### Instructions to follow:
Scan the records below and report how many lines include the string "this"; the number alone will do.

### The records:
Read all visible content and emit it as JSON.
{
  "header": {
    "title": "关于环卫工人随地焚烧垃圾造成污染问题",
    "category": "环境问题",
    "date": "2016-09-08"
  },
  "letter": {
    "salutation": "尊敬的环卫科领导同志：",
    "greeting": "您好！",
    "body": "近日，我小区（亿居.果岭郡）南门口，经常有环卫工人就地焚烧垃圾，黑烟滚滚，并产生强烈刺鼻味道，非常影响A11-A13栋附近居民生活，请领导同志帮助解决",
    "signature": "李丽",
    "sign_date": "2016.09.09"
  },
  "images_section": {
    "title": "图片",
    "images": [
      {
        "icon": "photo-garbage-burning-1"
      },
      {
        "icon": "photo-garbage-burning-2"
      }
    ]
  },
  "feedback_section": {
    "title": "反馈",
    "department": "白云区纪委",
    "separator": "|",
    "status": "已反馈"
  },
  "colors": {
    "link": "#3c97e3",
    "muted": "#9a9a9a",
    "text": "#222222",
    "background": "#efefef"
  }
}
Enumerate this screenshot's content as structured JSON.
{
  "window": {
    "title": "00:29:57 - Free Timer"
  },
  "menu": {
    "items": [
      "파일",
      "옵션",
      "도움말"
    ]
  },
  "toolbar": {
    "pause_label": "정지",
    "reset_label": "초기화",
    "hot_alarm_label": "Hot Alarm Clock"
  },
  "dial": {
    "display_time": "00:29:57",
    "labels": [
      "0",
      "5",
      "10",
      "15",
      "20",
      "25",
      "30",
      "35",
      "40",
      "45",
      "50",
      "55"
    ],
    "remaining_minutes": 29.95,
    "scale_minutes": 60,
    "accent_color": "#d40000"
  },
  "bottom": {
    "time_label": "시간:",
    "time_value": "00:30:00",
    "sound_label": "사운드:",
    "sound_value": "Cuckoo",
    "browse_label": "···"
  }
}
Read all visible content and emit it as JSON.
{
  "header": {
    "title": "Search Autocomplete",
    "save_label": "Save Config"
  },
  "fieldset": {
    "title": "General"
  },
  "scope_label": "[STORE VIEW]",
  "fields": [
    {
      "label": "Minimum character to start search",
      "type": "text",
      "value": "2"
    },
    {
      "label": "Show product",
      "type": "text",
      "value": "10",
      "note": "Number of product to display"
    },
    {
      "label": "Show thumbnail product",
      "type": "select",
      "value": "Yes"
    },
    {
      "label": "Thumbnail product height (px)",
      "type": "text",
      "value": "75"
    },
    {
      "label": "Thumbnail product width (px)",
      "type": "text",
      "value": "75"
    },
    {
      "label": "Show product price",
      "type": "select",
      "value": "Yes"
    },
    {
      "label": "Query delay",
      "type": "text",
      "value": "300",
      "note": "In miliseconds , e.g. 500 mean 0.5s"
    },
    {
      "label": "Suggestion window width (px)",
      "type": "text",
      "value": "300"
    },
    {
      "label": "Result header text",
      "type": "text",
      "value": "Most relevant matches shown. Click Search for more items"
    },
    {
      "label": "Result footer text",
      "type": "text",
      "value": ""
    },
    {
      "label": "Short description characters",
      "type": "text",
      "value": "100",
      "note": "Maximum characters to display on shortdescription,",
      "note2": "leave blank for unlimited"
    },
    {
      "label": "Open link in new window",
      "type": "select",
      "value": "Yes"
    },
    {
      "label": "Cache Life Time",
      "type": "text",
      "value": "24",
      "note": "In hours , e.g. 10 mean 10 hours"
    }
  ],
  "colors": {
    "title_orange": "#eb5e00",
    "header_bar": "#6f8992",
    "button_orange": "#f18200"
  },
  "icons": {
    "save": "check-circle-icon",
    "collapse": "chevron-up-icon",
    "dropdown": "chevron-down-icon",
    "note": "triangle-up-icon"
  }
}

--

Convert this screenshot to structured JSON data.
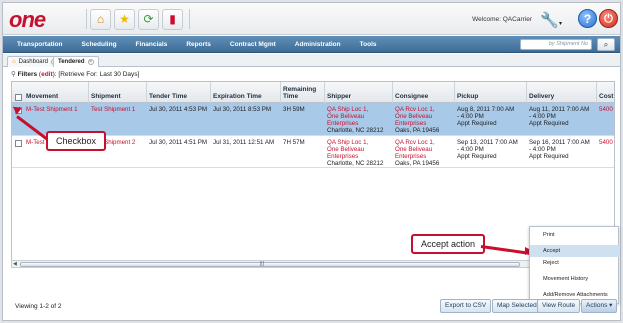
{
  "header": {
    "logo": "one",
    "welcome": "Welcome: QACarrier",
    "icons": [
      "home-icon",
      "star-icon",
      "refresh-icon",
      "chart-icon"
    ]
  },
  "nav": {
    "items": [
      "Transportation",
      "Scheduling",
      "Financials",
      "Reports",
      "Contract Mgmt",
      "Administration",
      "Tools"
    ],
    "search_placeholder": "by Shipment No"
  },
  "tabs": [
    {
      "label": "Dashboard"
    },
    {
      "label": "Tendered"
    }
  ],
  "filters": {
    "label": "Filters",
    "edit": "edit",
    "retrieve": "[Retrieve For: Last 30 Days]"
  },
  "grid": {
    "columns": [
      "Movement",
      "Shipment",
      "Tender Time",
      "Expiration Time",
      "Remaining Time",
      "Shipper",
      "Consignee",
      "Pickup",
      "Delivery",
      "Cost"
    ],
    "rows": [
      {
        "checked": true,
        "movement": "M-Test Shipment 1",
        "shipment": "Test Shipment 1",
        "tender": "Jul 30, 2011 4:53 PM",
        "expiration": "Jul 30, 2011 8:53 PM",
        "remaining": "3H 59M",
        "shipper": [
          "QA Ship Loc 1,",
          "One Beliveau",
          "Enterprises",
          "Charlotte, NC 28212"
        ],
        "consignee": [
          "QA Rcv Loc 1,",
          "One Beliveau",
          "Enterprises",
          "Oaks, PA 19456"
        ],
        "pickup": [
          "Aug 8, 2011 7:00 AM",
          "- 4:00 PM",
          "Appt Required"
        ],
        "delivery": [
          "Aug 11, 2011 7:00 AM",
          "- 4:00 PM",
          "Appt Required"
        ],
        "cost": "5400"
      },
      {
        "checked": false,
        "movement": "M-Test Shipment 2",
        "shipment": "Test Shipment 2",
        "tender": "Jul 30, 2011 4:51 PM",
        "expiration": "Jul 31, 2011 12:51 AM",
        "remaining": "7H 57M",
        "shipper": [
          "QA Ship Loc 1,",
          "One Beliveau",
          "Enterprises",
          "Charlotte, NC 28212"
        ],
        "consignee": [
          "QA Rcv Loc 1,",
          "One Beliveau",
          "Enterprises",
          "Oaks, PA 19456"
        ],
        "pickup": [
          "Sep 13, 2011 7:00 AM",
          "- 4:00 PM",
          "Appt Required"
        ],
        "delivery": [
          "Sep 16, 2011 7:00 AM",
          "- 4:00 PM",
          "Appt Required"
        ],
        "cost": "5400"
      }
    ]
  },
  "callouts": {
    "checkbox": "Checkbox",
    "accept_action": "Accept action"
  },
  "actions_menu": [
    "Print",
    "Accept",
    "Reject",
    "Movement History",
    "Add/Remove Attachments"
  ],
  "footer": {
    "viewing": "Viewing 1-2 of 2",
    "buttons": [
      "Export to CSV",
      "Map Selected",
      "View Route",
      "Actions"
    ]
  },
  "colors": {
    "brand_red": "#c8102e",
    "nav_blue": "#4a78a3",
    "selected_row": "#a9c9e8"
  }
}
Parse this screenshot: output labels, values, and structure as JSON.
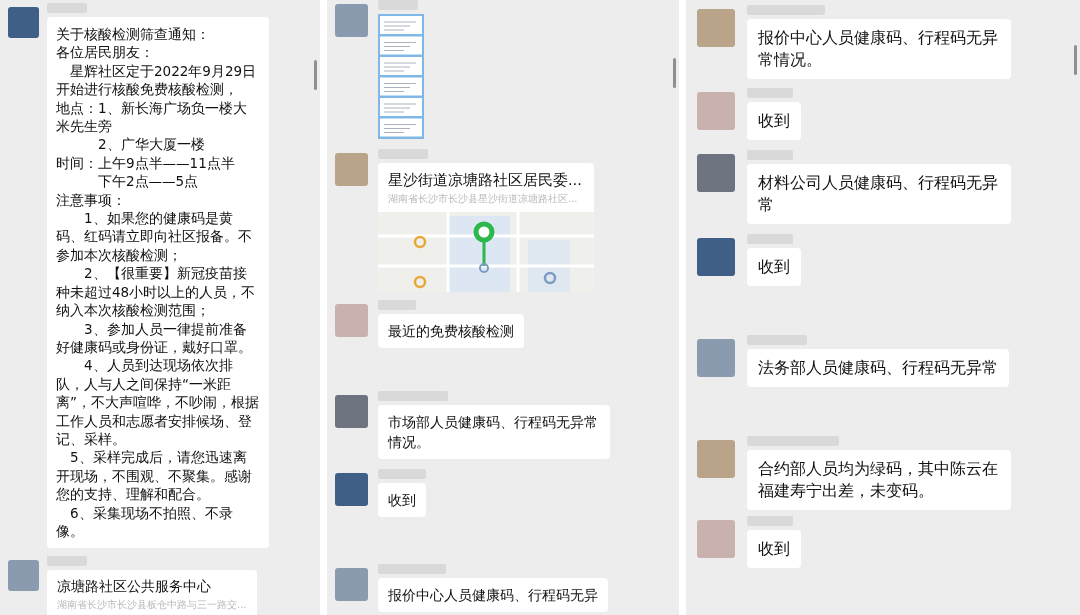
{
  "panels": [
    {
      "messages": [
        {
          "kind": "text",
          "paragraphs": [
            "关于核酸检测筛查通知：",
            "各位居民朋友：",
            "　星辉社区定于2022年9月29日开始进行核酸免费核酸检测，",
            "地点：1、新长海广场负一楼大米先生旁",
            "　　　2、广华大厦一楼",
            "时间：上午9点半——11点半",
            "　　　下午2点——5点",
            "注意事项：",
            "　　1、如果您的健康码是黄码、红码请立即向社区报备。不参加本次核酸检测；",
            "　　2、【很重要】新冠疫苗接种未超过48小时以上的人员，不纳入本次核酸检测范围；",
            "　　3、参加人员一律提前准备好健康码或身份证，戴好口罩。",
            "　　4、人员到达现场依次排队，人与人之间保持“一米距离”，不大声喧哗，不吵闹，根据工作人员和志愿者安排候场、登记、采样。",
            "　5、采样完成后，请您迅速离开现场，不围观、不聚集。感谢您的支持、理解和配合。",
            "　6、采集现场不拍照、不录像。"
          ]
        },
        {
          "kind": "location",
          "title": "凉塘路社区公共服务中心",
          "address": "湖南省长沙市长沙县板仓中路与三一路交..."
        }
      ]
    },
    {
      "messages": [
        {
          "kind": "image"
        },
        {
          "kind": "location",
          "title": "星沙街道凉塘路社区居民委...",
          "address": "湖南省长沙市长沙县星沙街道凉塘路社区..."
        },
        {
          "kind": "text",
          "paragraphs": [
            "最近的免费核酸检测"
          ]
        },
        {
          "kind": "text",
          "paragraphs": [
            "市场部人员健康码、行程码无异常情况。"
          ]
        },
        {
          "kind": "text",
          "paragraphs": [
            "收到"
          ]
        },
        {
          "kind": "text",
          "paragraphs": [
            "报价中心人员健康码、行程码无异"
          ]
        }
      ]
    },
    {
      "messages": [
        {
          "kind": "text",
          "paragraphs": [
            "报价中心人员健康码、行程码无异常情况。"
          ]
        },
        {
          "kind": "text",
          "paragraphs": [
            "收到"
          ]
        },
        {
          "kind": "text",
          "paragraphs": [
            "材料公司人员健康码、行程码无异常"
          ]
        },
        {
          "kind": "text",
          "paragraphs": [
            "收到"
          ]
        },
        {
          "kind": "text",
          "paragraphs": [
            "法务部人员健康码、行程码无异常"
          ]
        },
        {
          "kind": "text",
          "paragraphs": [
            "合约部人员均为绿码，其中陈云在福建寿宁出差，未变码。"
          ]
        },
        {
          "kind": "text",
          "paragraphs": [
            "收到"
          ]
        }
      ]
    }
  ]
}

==

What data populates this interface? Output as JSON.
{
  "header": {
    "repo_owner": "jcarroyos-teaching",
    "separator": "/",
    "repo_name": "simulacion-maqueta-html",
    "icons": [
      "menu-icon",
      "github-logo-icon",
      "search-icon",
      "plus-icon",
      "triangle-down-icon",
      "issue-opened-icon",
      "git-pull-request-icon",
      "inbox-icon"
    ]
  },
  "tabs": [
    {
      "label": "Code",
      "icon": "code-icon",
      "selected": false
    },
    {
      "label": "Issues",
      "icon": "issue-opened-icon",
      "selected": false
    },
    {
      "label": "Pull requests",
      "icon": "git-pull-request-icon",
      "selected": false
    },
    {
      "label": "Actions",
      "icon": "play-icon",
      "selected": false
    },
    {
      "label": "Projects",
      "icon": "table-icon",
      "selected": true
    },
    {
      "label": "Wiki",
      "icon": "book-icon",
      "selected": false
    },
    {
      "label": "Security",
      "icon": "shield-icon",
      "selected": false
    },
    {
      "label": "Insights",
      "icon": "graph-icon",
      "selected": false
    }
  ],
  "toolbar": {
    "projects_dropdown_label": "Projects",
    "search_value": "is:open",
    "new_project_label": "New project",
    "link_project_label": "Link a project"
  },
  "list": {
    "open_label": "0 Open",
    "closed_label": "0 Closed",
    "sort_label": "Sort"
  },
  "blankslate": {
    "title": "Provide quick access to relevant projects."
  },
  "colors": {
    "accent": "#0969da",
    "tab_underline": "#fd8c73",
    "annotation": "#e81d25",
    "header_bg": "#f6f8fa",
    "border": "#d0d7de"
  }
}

### Reply:
4